The reality of joblessness is stark in many villages: migrant workers simply kill their time playing cards or gossiping.

“We have become nikkamah (useless),” says Vijay Kumar Choudhary of Mahnar village. He refused to be photographed while playing cards. Villagers say they have not been given any work under MGNREGA or other government schemes.

According to official figures, around 25 lakh migrant labourers returned to Bihar following lockdown. The government claims to have completed skill mapping of over 20 lakh such workers so that they could be given employment as per their skills.

An official statement last Thursday claimed that more than 10 crore man-day works have been created under various government schemes since lockdown.

Mega job scheme

On June 20, the Centre launched a Rs 50,000 crore job scheme for returnee migrants in 116 districts in six states.

As many as 12 Union ministries pooled 25 works for the scheme. Yet, jobs appear to be scarcely available in Bihar.

Stay up to date on all the latest Nation news with The New Indian Express App. Download now

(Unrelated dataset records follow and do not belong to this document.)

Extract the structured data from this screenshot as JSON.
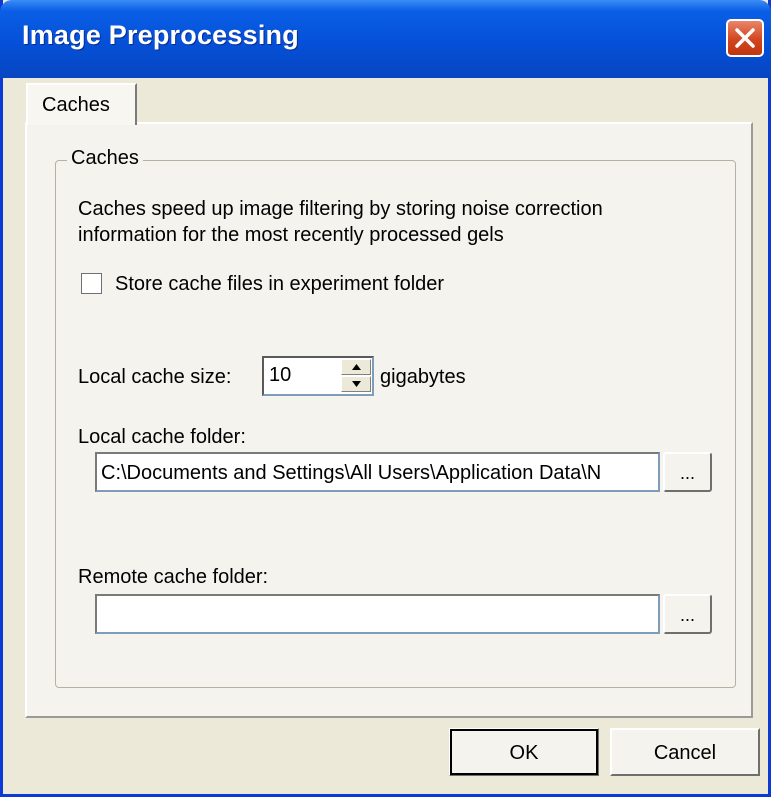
{
  "window": {
    "title": "Image Preprocessing",
    "icons": {
      "close": "close-icon"
    }
  },
  "tabs": [
    {
      "label": "Caches",
      "active": true
    }
  ],
  "caches_group": {
    "title": "Caches",
    "description_line1": "Caches speed up image filtering by storing noise correction",
    "description_line2": "information for the most recently processed gels",
    "store_in_experiment": {
      "label": "Store cache files in experiment folder",
      "checked": false
    },
    "local_cache_size": {
      "label": "Local cache size:",
      "value": "10",
      "unit": "gigabytes"
    },
    "local_cache_folder": {
      "label": "Local cache folder:",
      "value": "C:\\Documents and Settings\\All Users\\Application Data\\N",
      "browse_label": "..."
    },
    "remote_cache_folder": {
      "label": "Remote cache folder:",
      "value": "",
      "browse_label": "..."
    }
  },
  "buttons": {
    "ok": "OK",
    "cancel": "Cancel"
  },
  "colors": {
    "titlebar": "#0550d8",
    "dialog_face": "#ece9d8",
    "close_button": "#d2451f"
  }
}
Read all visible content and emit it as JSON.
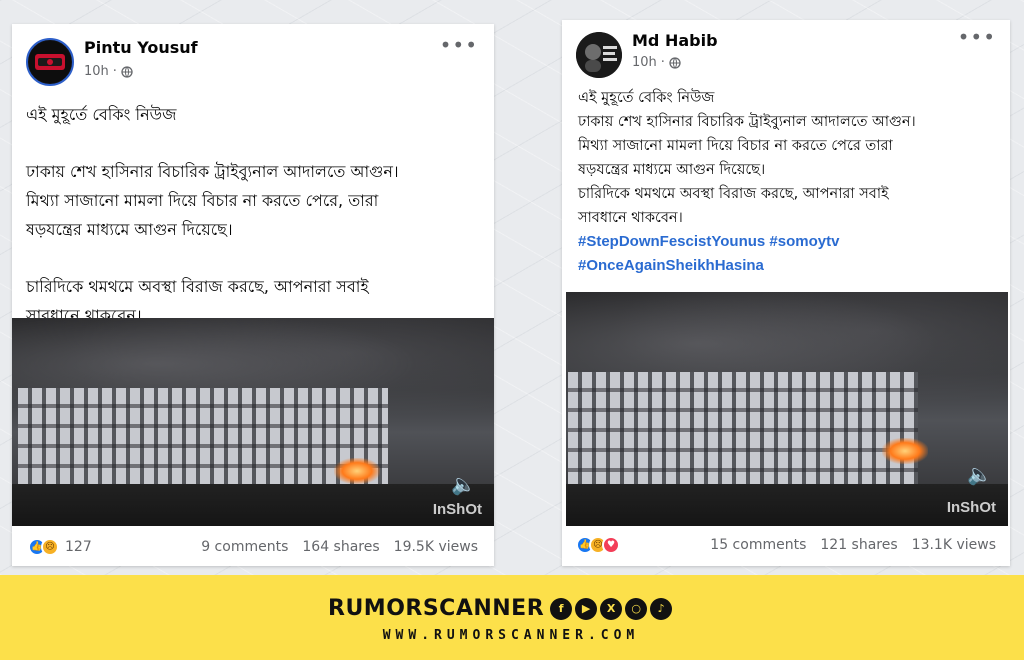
{
  "posts": [
    {
      "author": "Pintu Yousuf",
      "time": "10h",
      "privacy_icon": "globe-icon",
      "lines": [
        "এই মুহূর্তে বেকিং নিউজ",
        "ঢাকায় শেখ হাসিনার বিচারিক ট্রাইব্যুনাল আদালতে আগুন।",
        "মিথ্যা সাজানো মামলা দিয়ে বিচার না করতে পেরে, তারা",
        "ষড়যন্ত্রের মাধ্যমে আগুন দিয়েছে।",
        "চারিদিকে থমথমে অবস্থা বিরাজ করছে, আপনারা সবাই",
        "সাবধানে থাকবেন।"
      ],
      "video_watermark": "InShOt",
      "reaction_icons": [
        "like-icon",
        "sad-icon"
      ],
      "reaction_count": "127",
      "comments": "9 comments",
      "shares": "164 shares",
      "views": "19.5K views"
    },
    {
      "author": "Md Habib",
      "time": "10h",
      "privacy_icon": "globe-icon",
      "lines": [
        "এই মুহূর্তে বেকিং নিউজ",
        "ঢাকায় শেখ হাসিনার বিচারিক ট্রাইব্যুনাল আদালতে আগুন।",
        "মিথ্যা সাজানো মামলা দিয়ে বিচার না করতে পেরে তারা",
        "ষড়যন্ত্রের মাধ্যমে আগুন দিয়েছে।",
        "চারিদিকে থমথমে অবস্থা বিরাজ করছে, আপনারা সবাই",
        "সাবধানে থাকবেন।"
      ],
      "hashtags": [
        "#StepDownFescistYounus #somoytv",
        "#OnceAgainSheikhHasina"
      ],
      "video_watermark": "InShOt",
      "reaction_icons": [
        "like-icon",
        "sad-icon",
        "love-icon"
      ],
      "comments": "15 comments",
      "shares": "121 shares",
      "views": "13.1K views"
    }
  ],
  "banner": {
    "brand": "RUMORSCANNER",
    "url": "WWW.RUMORSCANNER.COM",
    "social_icons": [
      "facebook-icon",
      "youtube-icon",
      "x-icon",
      "instagram-icon",
      "tiktok-icon"
    ]
  },
  "colors": {
    "hashtag": "#2a6bd1",
    "banner_bg": "#fce04a",
    "like": "#1877f2",
    "love": "#f33e58",
    "sad": "#f7b125"
  }
}
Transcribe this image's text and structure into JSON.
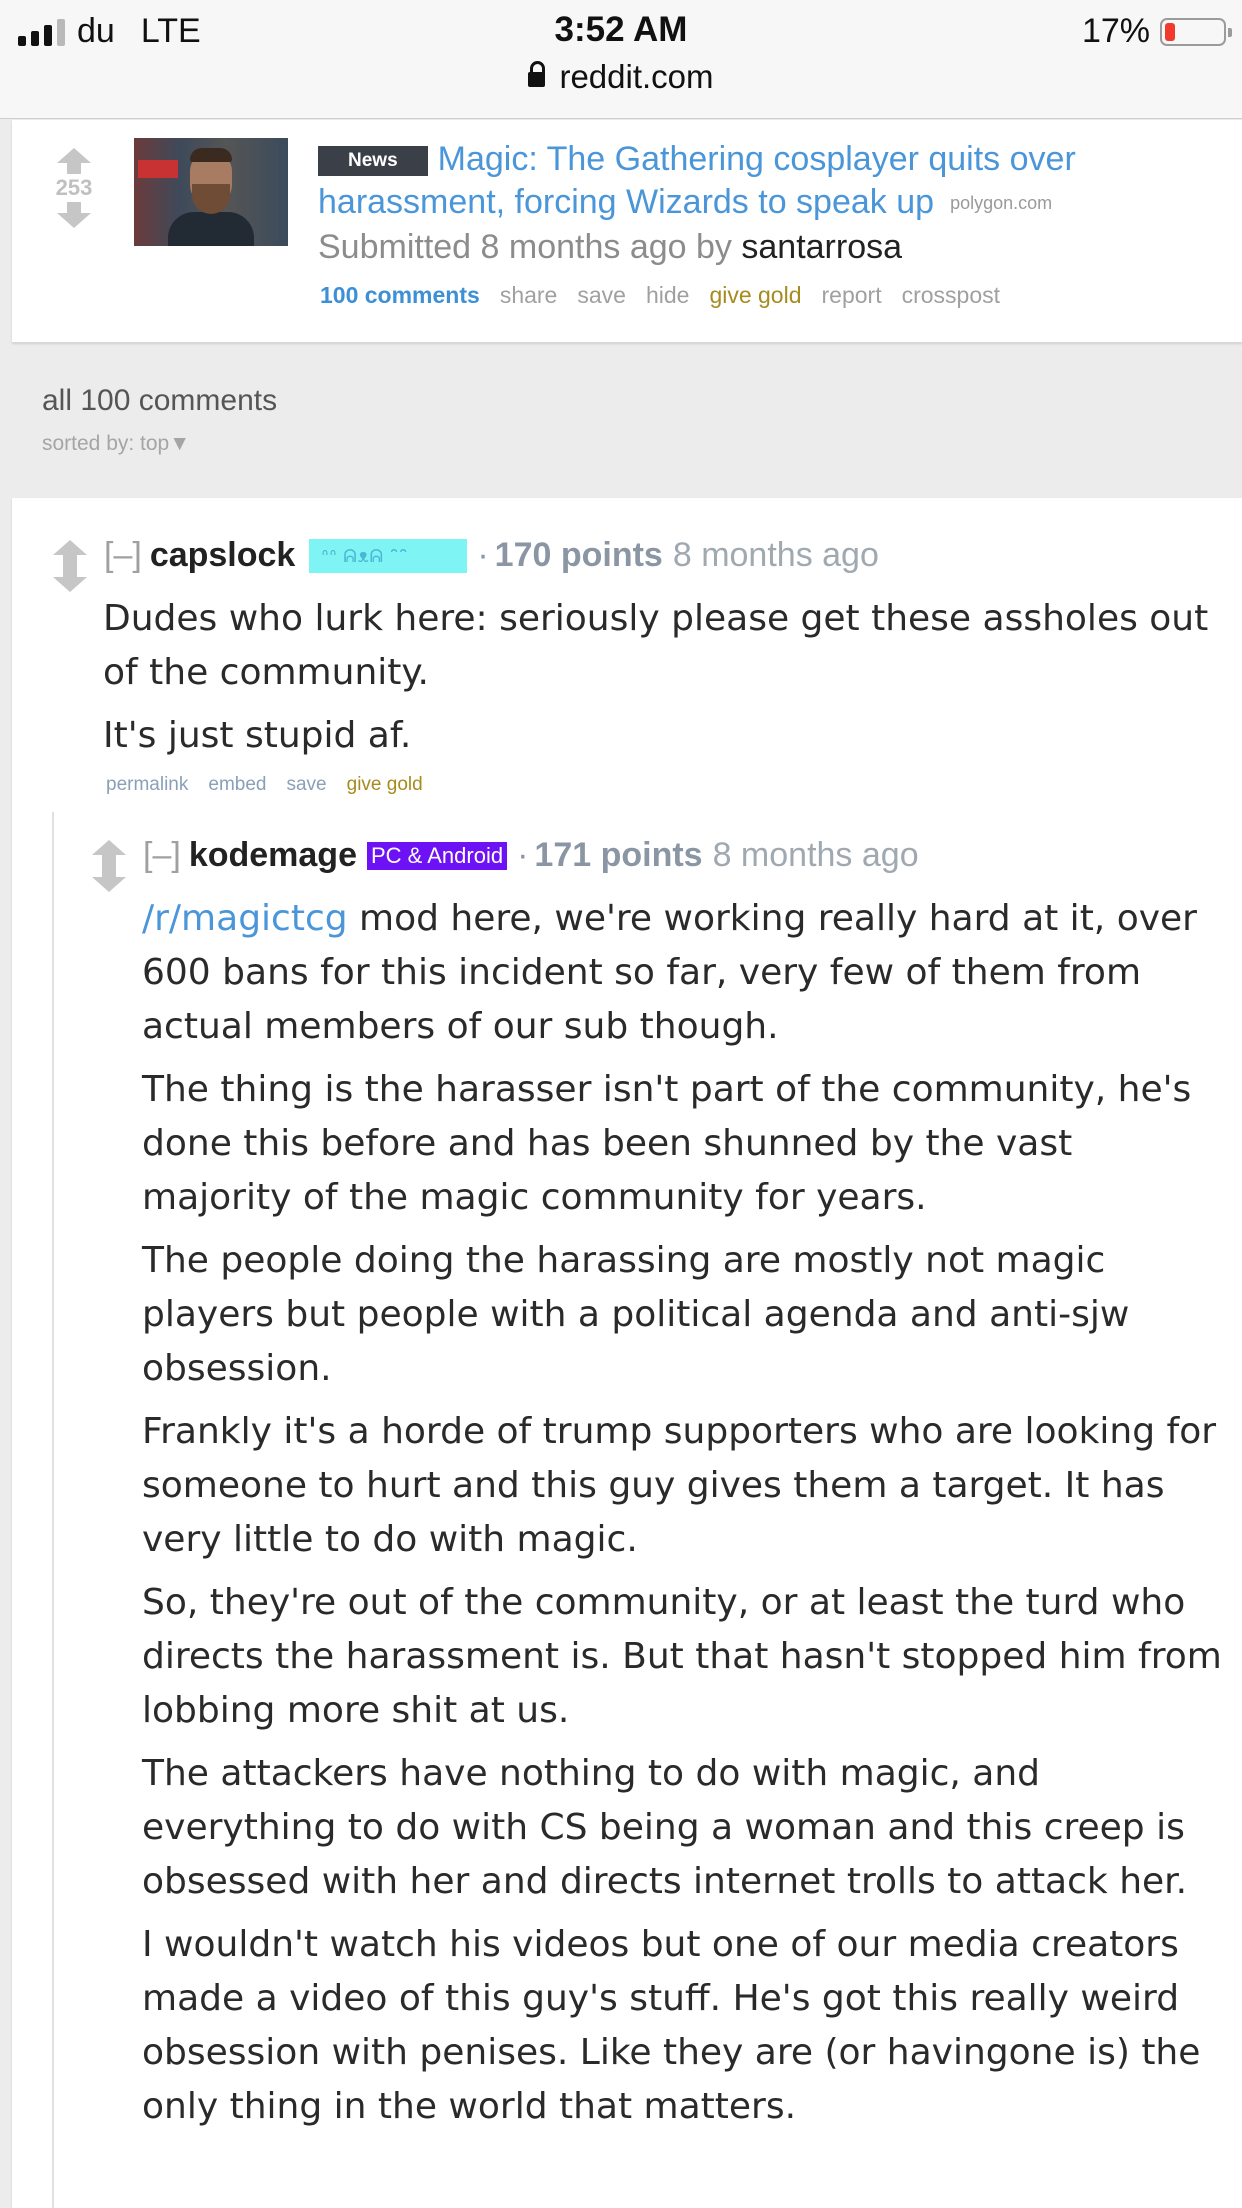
{
  "status_bar": {
    "carrier": "du",
    "network": "LTE",
    "time": "3:52 AM",
    "url": "reddit.com",
    "battery_percent": "17%",
    "battery_level": 0.17,
    "battery_color": "#f03a2e"
  },
  "post": {
    "score": "253",
    "flair": "News",
    "title": "Magic: The Gathering cosplayer quits over harassment, forcing Wizards to speak up",
    "domain": "polygon.com",
    "submitted_prefix": "Submitted 8 months ago by",
    "author": "santarrosa",
    "actions": {
      "comments": "100 comments",
      "share": "share",
      "save": "save",
      "hide": "hide",
      "give_gold": "give gold",
      "report": "report",
      "crosspost": "crosspost"
    }
  },
  "comments_header": {
    "all_comments": "all 100 comments",
    "sorted_by": "sorted by: top▼"
  },
  "comments": [
    {
      "collapse": "[–]",
      "username": "capslock",
      "flair": "ᐢᐢ ᕱᴥᕱ ᐢᐢ",
      "points": "170 points",
      "age": "8 months ago",
      "body": [
        "Dudes who lurk here: seriously please get these assholes out of the community.",
        "It's just stupid af."
      ],
      "actions": {
        "permalink": "permalink",
        "embed": "embed",
        "save": "save",
        "give_gold": "give gold"
      }
    },
    {
      "collapse": "[–]",
      "username": "kodemage",
      "flair": "PC & Android",
      "points": "171 points",
      "age": "8 months ago",
      "subreddit_link": "/r/magictcg",
      "body": [
        " mod here, we're working really hard at it, over 600 bans for this incident so far, very few of them from actual members of our sub though.",
        "The thing is the harasser isn't part of the community, he's done this before and has been shunned by the vast majority of the magic community for years.",
        "The people doing the harassing are mostly not magic players but people with a political agenda and anti-sjw obsession.",
        "Frankly it's a horde of trump supporters who are looking for someone to hurt and this guy gives them a target. It has very little to do with magic.",
        "So, they're out of the community, or at least the turd who directs the harassment is. But that hasn't stopped him from lobbing more shit at us.",
        "The attackers have nothing to do with magic, and everything to do with CS being a woman and this creep is obsessed with her and directs internet trolls to attack her.",
        "I wouldn't watch his videos but one of our media creators made a video of this guy's stuff. He's got this really weird obsession with penises. Like they are (or havingone is) the only thing in the world that matters."
      ]
    }
  ]
}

Disclaimer : We respect your thoughts and views! But we need to be judicious while moderating your comments. All the comments will be moderated by the editorial. Abstain from posting comments that are obscene, defamatory or inflammatory, and do not indulge in personal attacks. Try to avoid outside hyperlinks inside the comment. Help us delete comments that do not follow these guidelines.

The views expressed in comments published on are those of the comment writers alone. They do not represent the views or opinions of or its staff, nor do they represent the views or opinions of The New Indian Express Group, or any entity of, or affiliated with, The New Indian Express Group. reserves the right to take any or all comments down at any time.

flipboard facebook twitter whatsapp